Right now, my students are taking their very first Advanced Placement exam.   Every year, I always feel like a mom dropping her kid off at Kindergarten for the first time.  So much hard work and tears have gone into getting my students ready for this exam.  However, last evening, as I was reflecting on this year it wasn’t the lessons, or tears or even test scores I was thinking about, it was individual students.

First, there’s  Jake.  He started out the year so lost, so unsure of what high school was all about and even more confused about an Advanced Placement course.  Then suddenly he got “it”.   He had that “light bulb” moment as teachers we all dream about.  He started to excel and exceed both his parents and my expectations.  Instead of hiding in the back of the room, he sat high, walked into class with just a bit of swagger, because he knew he had it all together.

I thought about Katie next.  Katie had no desire to be in my class.  She was only there because her mom “made her take it”.  She sat in class sullenly, doing the bare minimum to get by.  Then in December, we started to talk about gender issues and Katie perked up.  She joined in our conversations, read every reading assignment and asked a million questions in class.  When assigned a project in her English class, she chose to do it on improving education for women in less developed countries.  Now, she has applied to join a mission trip to the Philippines to work with women rescued from sex trafficking.

Then, Andrew came to mind.  Andrew is on the autism spectrum and his parents and I talked for a long time before deciding to put him in an AP class.  Wow, did Andrew show us we didn’t know anything!  He excelled from the first day academically, but the most beautiful part of his APHG experience was his social development.   He made friends, true friends that invited him to join their study groups and go to the movies with them.   This is the measure of success for this student.

Then there are Susan, Kate, Colton and Mike.  These kids were at the top of the class from the beginning, what we AP teachers call “walking 5s”.  They were going to do exceptionally well both in the course and on the AP exam with little or no help from me.  My challenge became how to challenge them.  They made me up my game in the classroom to keep them engaged and learning.  These kids made me a better teacher.

Some AP teachers get excited about the number of 5’s their students earn each year, for me, I am proud of the 3’s.  These are the kids that had to work hard, had to dig deep and figure out how to succeed.  But, I get really excited about the kids that don’t pass the AP Exam, but grew so much as students and people during the year.  My students are so much more than a test score.

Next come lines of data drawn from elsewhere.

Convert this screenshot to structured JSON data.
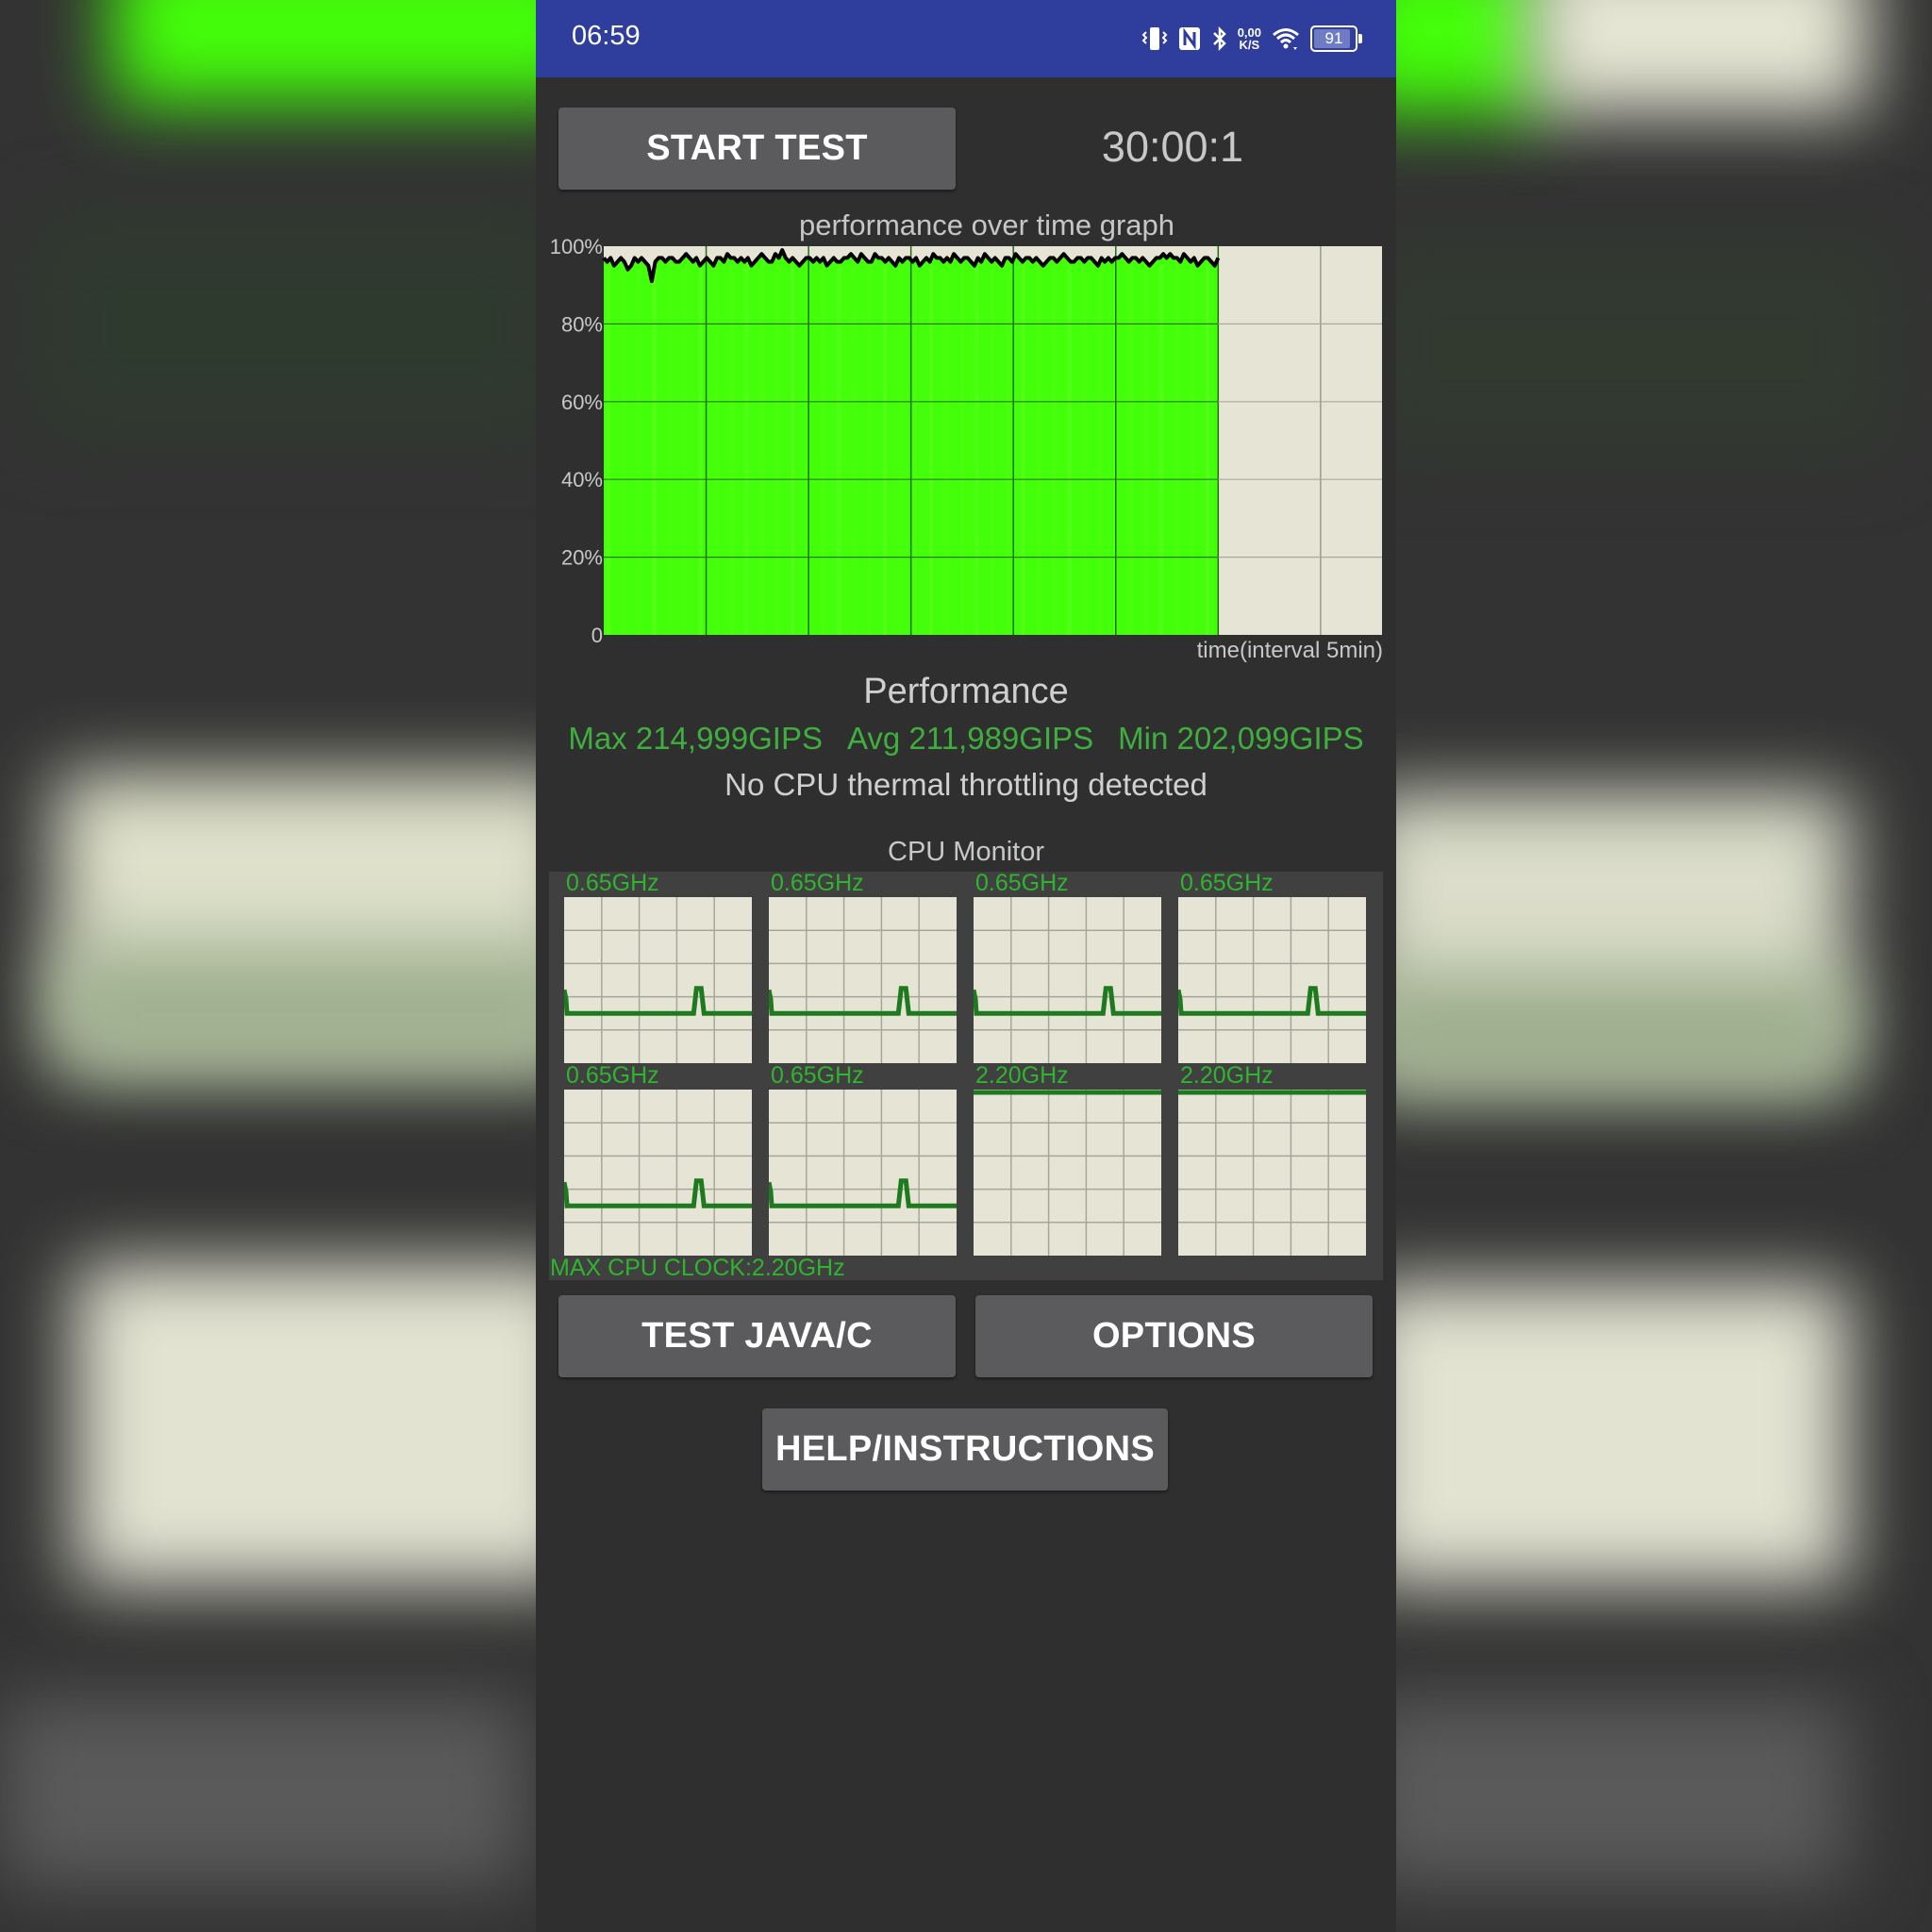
{
  "status_bar": {
    "time": "06:59",
    "icons": [
      "vibrate-icon",
      "nfc-icon",
      "bluetooth-icon",
      "network-speed-icon",
      "wifi-icon",
      "battery-icon"
    ],
    "network_speed_value": "0,00",
    "network_speed_unit": "K/S",
    "battery_level": "91",
    "battery_percent": 91,
    "background_color": "#2f3d9c"
  },
  "toolbar": {
    "start_test_label": "START TEST",
    "timer": "30:00:1"
  },
  "chart_data": {
    "type": "area",
    "title": "performance over time graph",
    "xlabel": "time(interval 5min)",
    "ylabel": "",
    "yticks": [
      "0",
      "20%",
      "40%",
      "60%",
      "80%",
      "100%"
    ],
    "ylim": [
      0,
      100
    ],
    "x_unit": "minutes",
    "xlim": [
      0,
      38
    ],
    "x_grid_interval": 5,
    "test_duration_min": 30,
    "fill_color": "#44ff0a",
    "line_color": "#000000",
    "unfilled_color": "#e6e4d4",
    "grid": true,
    "series": [
      {
        "name": "performance",
        "values": [
          97,
          96,
          97,
          95,
          96,
          97,
          96,
          94,
          95,
          97,
          96,
          97,
          96,
          95,
          91,
          96,
          97,
          97,
          96,
          97,
          97,
          96,
          96,
          97,
          98,
          97,
          96,
          97,
          95,
          96,
          97,
          96,
          95,
          97,
          97,
          96,
          98,
          97,
          97,
          96,
          97,
          96,
          97,
          95,
          96,
          97,
          98,
          97,
          96,
          96,
          98,
          97,
          99,
          97,
          96,
          97,
          96,
          95,
          96,
          97,
          97,
          96,
          97,
          96,
          97,
          95,
          96,
          97,
          96,
          96,
          97,
          97,
          98,
          97,
          96,
          98,
          97,
          96,
          96,
          98,
          97,
          97,
          96,
          97,
          96,
          95,
          97,
          96,
          97,
          97,
          96,
          97,
          95,
          96,
          97,
          96,
          98,
          97,
          97,
          96,
          97,
          96,
          98,
          97,
          96,
          97,
          97,
          96,
          95,
          97,
          96,
          98,
          97,
          96,
          97,
          96,
          95,
          97,
          97,
          96,
          98,
          97,
          96,
          97,
          97,
          96,
          97,
          96,
          95,
          96,
          97,
          97,
          96,
          97,
          98,
          97,
          96,
          96,
          97,
          97,
          96,
          97,
          97,
          96,
          95,
          97,
          96,
          97,
          96,
          97,
          97,
          98,
          97,
          96,
          97,
          97,
          96,
          97,
          96,
          95,
          96,
          97,
          97,
          98,
          97,
          98,
          97,
          97,
          96,
          98,
          97,
          96,
          97,
          95,
          96,
          97,
          97,
          96,
          95,
          97
        ]
      }
    ]
  },
  "performance": {
    "title": "Performance",
    "max": "Max 214,999GIPS",
    "avg": "Avg 211,989GIPS",
    "min": "Min 202,099GIPS",
    "throttling_message": "No CPU thermal throttling detected",
    "stats_color": "#3fae3f"
  },
  "cpu_monitor": {
    "title": "CPU Monitor",
    "max_clock_label": "MAX CPU CLOCK:2.20GHz",
    "cores": [
      {
        "freq": "0.65GHz",
        "level": 0.3
      },
      {
        "freq": "0.65GHz",
        "level": 0.3
      },
      {
        "freq": "0.65GHz",
        "level": 0.3
      },
      {
        "freq": "0.65GHz",
        "level": 0.3
      },
      {
        "freq": "0.65GHz",
        "level": 0.3
      },
      {
        "freq": "0.65GHz",
        "level": 0.3
      },
      {
        "freq": "2.20GHz",
        "level": 1.0
      },
      {
        "freq": "2.20GHz",
        "level": 1.0
      }
    ],
    "spike_level": 0.45,
    "line_color": "#1e7a1e",
    "label_color": "#2fb42f"
  },
  "buttons": {
    "test_java_c": "TEST JAVA/C",
    "options": "OPTIONS",
    "help": "HELP/INSTRUCTIONS"
  }
}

My goal is not a high pass rate, but to have students become global citizens.  To realize that the world is so much more than their suburban existence.  I want them to be aware of the bigger picture, have compassion and maybe even take action to make the world a better place.


One thought on “My students are so much more than a test score.

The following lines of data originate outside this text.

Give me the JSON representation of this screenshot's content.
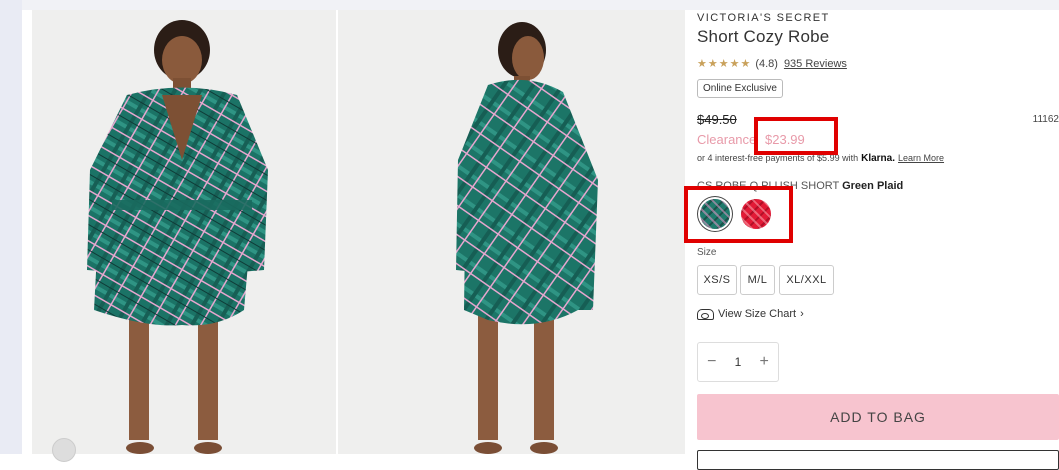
{
  "product": {
    "brand": "VICTORIA'S SECRET",
    "title": "Short Cozy Robe",
    "rating": {
      "stars": "★★★★★",
      "value": "(4.8)",
      "reviews": "935 Reviews"
    },
    "badge": "Online Exclusive",
    "price_original": "$49.50",
    "sku": "11162",
    "clearance_label": "Clearance",
    "clearance_price": "$23.99",
    "klarna": {
      "text": "or 4 interest-free payments of $5.99 with",
      "brand": "Klarna.",
      "link": "Learn More"
    },
    "style": {
      "code": "CS ROBE Q PLUSH SHORT",
      "color": "Green Plaid"
    },
    "swatches": [
      {
        "name": "Green Plaid",
        "color": "#1f7a6c",
        "selected": true
      },
      {
        "name": "Red Plaid",
        "color": "#e21a36",
        "selected": false
      }
    ],
    "size_label": "Size",
    "sizes": [
      "XS/S",
      "M/L",
      "XL/XXL"
    ],
    "size_chart": "View Size Chart",
    "size_chart_chevron": "›",
    "quantity": {
      "minus": "−",
      "value": "1",
      "plus": "+"
    },
    "add_to_bag": "ADD TO BAG"
  },
  "colors": {
    "clearance": "#e89aa9",
    "add_to_bag_bg": "#f7c4cf",
    "highlight": "#e00000",
    "rating_stars": "#c9a15b"
  },
  "icons": [
    "measuring-tape-icon",
    "chevron-right-icon",
    "minus-icon",
    "plus-icon"
  ]
}
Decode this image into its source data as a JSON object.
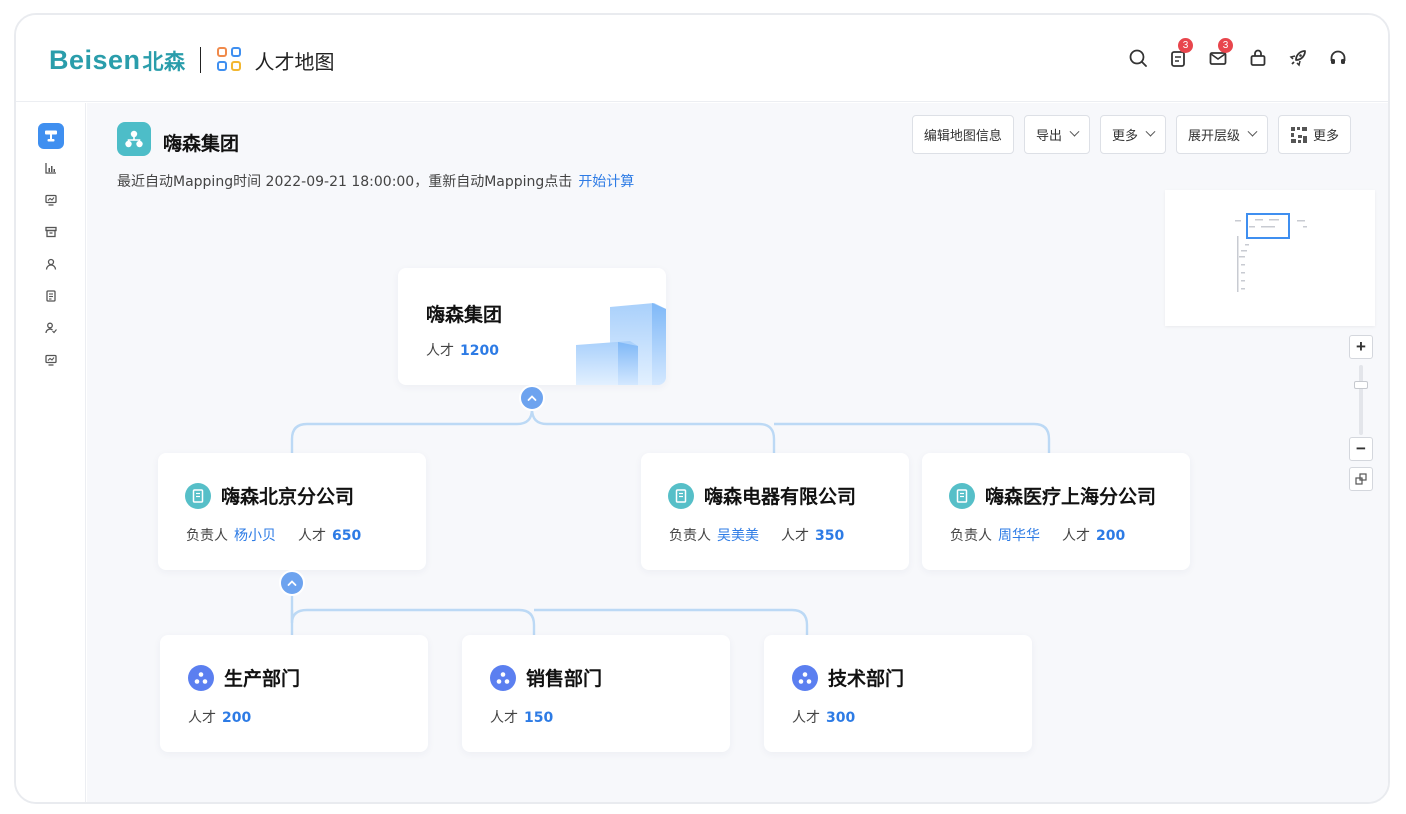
{
  "brand": {
    "logo_latin": "Beisen",
    "logo_cn": "北森",
    "app_title": "人才地图"
  },
  "header_icons": [
    {
      "name": "search-icon",
      "badge": ""
    },
    {
      "name": "clipboard-icon",
      "badge": "3"
    },
    {
      "name": "mail-icon",
      "badge": "3"
    },
    {
      "name": "bag-icon",
      "badge": ""
    },
    {
      "name": "rocket-icon",
      "badge": ""
    },
    {
      "name": "headset-icon",
      "badge": ""
    }
  ],
  "sidebar": {
    "items": [
      "tree-icon",
      "bar-chart-icon",
      "monitor-icon",
      "archive-icon",
      "user-icon",
      "document-icon",
      "user-search-icon",
      "screen-icon"
    ],
    "active_index": 0
  },
  "page": {
    "title": "嗨森集团",
    "subtitle": "最近自动Mapping时间 2022-09-21 18:00:00，重新自动Mapping点击",
    "subtitle_link": "开始计算"
  },
  "toolbar": {
    "edit": "编辑地图信息",
    "export": "导出",
    "more1": "更多",
    "expand": "展开层级",
    "more2": "更多"
  },
  "org": {
    "root": {
      "name": "嗨森集团",
      "talent_label": "人才",
      "talent": "1200"
    },
    "level1": [
      {
        "name": "嗨森北京分公司",
        "owner_label": "负责人",
        "owner": "杨小贝",
        "talent_label": "人才",
        "talent": "650"
      },
      {
        "name": "嗨森电器有限公司",
        "owner_label": "负责人",
        "owner": "吴美美",
        "talent_label": "人才",
        "talent": "350"
      },
      {
        "name": "嗨森医疗上海分公司",
        "owner_label": "负责人",
        "owner": "周华华",
        "talent_label": "人才",
        "talent": "200"
      }
    ],
    "level2": [
      {
        "name": "生产部门",
        "talent_label": "人才",
        "talent": "200"
      },
      {
        "name": "销售部门",
        "talent_label": "人才",
        "talent": "150"
      },
      {
        "name": "技术部门",
        "talent_label": "人才",
        "talent": "300"
      }
    ]
  },
  "zoom": {
    "zoom_in": "+",
    "zoom_out": "−",
    "level_fraction": 0.25
  },
  "colors": {
    "accent": "#2d7be5",
    "teal": "#4dbdc8",
    "badge": "#e8464d",
    "line": "#bcd9f5"
  }
}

  1. This is a terrific post that should motivate, inspire, and re-focus many fellow educators. I teach 8th grade Social Studies; in middle school we have no equivalent of the AP. However, from your descriptions I can recognize the archetypes of “Andrew”, “Katie”, and “Jake” from how they appear as 8th graders. Year after year I get pleasantly surprised by the college/career plans of middle-school alumni four years later. Sometimes it “clicks” later than others for children, or they finally get the right-fit teacher. (I’m not the right one for every kid, I realized & accepted a few years ago.) When the right-fit is you, it’s a tremendously rewarding experience, and I’m glad that you had at least a few this year.


Leave a Reply

Fill in your details below or click an icon to log in:

WordPress.com Logo

You are commenting using your WordPress.com account. Log Out /  Change )

Google+ photo

You are commenting using your Google+ account. Log Out /  Change )

Twitter picture

You are commenting using your Twitter account. Log Out /  Change )

Facebook photo

You are commenting using your Facebook account. Log Out /  Change )


Connecting to %s